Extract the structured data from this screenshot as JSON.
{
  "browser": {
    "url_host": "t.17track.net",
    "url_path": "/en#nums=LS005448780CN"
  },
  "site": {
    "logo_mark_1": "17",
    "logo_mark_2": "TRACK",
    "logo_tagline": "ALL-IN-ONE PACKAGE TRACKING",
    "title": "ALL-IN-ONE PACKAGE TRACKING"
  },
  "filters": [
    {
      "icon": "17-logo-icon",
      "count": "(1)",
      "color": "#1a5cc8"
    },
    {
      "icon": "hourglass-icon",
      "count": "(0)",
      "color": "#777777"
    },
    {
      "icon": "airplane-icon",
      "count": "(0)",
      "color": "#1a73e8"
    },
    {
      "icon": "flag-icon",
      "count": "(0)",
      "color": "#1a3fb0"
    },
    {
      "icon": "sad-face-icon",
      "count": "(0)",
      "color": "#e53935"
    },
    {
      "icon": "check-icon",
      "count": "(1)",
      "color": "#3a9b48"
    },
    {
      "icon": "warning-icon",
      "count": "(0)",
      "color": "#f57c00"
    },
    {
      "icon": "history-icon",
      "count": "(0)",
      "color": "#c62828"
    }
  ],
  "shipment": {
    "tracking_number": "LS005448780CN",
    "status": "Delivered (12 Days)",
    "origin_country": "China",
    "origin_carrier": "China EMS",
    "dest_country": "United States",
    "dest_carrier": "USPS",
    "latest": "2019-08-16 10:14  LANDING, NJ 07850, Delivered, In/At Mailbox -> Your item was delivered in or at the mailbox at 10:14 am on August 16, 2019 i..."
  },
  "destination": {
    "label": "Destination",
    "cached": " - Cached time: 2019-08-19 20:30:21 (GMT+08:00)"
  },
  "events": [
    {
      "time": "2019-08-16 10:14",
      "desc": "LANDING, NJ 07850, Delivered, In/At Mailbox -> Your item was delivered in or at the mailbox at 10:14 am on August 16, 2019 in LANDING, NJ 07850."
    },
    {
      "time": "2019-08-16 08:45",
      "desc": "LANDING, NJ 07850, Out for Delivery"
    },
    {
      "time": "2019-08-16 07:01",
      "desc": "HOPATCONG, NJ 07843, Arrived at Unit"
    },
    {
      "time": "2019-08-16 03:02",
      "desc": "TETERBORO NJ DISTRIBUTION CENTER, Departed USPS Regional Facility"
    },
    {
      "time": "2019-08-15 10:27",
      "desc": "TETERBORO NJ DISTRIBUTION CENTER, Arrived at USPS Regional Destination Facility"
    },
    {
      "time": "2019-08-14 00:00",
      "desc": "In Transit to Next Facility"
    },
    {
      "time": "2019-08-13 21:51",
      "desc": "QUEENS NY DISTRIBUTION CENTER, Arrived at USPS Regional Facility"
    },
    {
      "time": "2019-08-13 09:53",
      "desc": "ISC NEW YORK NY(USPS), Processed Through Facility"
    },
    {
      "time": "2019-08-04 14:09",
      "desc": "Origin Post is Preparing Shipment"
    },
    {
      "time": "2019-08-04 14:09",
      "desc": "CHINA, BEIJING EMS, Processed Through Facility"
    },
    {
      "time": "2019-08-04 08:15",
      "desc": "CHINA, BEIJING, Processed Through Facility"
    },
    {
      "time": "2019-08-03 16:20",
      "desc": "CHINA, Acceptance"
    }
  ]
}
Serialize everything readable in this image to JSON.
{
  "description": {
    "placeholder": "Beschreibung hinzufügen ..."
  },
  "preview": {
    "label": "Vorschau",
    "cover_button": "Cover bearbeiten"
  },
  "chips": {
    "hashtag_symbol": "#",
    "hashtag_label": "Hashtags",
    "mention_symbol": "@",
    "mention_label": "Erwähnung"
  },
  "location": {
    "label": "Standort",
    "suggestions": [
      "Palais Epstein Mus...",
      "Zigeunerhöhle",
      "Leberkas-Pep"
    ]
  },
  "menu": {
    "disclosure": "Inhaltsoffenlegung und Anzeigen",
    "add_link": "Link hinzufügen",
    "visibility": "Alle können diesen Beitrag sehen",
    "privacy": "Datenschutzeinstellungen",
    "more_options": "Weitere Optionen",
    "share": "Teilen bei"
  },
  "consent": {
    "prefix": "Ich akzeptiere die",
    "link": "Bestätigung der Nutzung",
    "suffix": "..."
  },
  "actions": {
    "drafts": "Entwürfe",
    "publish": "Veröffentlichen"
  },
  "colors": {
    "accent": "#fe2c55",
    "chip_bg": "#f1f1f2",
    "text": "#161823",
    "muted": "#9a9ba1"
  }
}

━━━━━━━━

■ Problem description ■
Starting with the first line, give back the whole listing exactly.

■ Answer box ■
Extract the structured data from this screenshot as JSON.
{
  "browser": {
    "url_host": "t.17track.net",
    "url_path": "/en#nums=LS005448780CN"
  },
  "site": {
    "logo_mark_1": "17",
    "logo_mark_2": "TRACK",
    "logo_tagline": "ALL-IN-ONE PACKAGE TRACKING",
    "title": "ALL-IN-ONE PACKAGE TRACKING"
  },
  "filters": [
    {
      "icon": "17-logo-icon",
      "count": "(1)",
      "color": "#1a5cc8"
    },
    {
      "icon": "hourglass-icon",
      "count": "(0)",
      "color": "#777777"
    },
    {
      "icon": "airplane-icon",
      "count": "(0)",
      "color": "#1a73e8"
    },
    {
      "icon": "flag-icon",
      "count": "(0)",
      "color": "#1a3fb0"
    },
    {
      "icon": "sad-face-icon",
      "count": "(0)",
      "color": "#e53935"
    },
    {
      "icon": "check-icon",
      "count": "(1)",
      "color": "#3a9b48"
    },
    {
      "icon": "warning-icon",
      "count": "(0)",
      "color": "#f57c00"
    },
    {
      "icon": "history-icon",
      "count": "(0)",
      "color": "#c62828"
    }
  ],
  "shipment": {
    "tracking_number": "LS005448780CN",
    "status": "Delivered (12 Days)",
    "origin_country": "China",
    "origin_carrier": "China EMS",
    "dest_country": "United States",
    "dest_carrier": "USPS",
    "latest": "2019-08-16 10:14  LANDING, NJ 07850, Delivered, In/At Mailbox -> Your item was delivered in or at the mailbox at 10:14 am on August 16, 2019 i..."
  },
  "destination": {
    "label": "Destination",
    "cached": " - Cached time: 2019-08-19 20:30:21 (GMT+08:00)"
  },
  "events": [
    {
      "time": "2019-08-16 10:14",
      "desc": "LANDING, NJ 07850, Delivered, In/At Mailbox -> Your item was delivered in or at the mailbox at 10:14 am on August 16, 2019 in LANDING, NJ 07850."
    },
    {
      "time": "2019-08-16 08:45",
      "desc": "LANDING, NJ 07850, Out for Delivery"
    },
    {
      "time": "2019-08-16 07:01",
      "desc": "HOPATCONG, NJ 07843, Arrived at Unit"
    },
    {
      "time": "2019-08-16 03:02",
      "desc": "TETERBORO NJ DISTRIBUTION CENTER, Departed USPS Regional Facility"
    },
    {
      "time": "2019-08-15 10:27",
      "desc": "TETERBORO NJ DISTRIBUTION CENTER, Arrived at USPS Regional Destination Facility"
    },
    {
      "time": "2019-08-14 00:00",
      "desc": "In Transit to Next Facility"
    },
    {
      "time": "2019-08-13 21:51",
      "desc": "QUEENS NY DISTRIBUTION CENTER, Arrived at USPS Regional Facility"
    },
    {
      "time": "2019-08-13 09:53",
      "desc": "ISC NEW YORK NY(USPS), Processed Through Facility"
    },
    {
      "time": "2019-08-04 14:09",
      "desc": "Origin Post is Preparing Shipment"
    },
    {
      "time": "2019-08-04 14:09",
      "desc": "CHINA, BEIJING EMS, Processed Through Facility"
    },
    {
      "time": "2019-08-04 08:15",
      "desc": "CHINA, BEIJING, Processed Through Facility"
    },
    {
      "time": "2019-08-03 16:20",
      "desc": "CHINA, Acceptance"
    }
  ]
}
Serialize everything readable in this image to JSON.
{
  "description": {
    "placeholder": "Beschreibung hinzufügen ..."
  },
  "preview": {
    "label": "Vorschau",
    "cover_button": "Cover bearbeiten"
  },
  "chips": {
    "hashtag_symbol": "#",
    "hashtag_label": "Hashtags",
    "mention_symbol": "@",
    "mention_label": "Erwähnung"
  },
  "location": {
    "label": "Standort",
    "suggestions": [
      "Palais Epstein Mus...",
      "Zigeunerhöhle",
      "Leberkas-Pep"
    ]
  },
  "menu": {
    "disclosure": "Inhaltsoffenlegung und Anzeigen",
    "add_link": "Link hinzufügen",
    "visibility": "Alle können diesen Beitrag sehen",
    "privacy": "Datenschutzeinstellungen",
    "more_options": "Weitere Optionen",
    "share": "Teilen bei"
  },
  "consent": {
    "prefix": "Ich akzeptiere die",
    "link": "Bestätigung der Nutzung",
    "suffix": "..."
  },
  "actions": {
    "drafts": "Entwürfe",
    "publish": "Veröffentlichen"
  },
  "colors": {
    "accent": "#fe2c55",
    "chip_bg": "#f1f1f2",
    "text": "#161823",
    "muted": "#9a9ba1"
  }
}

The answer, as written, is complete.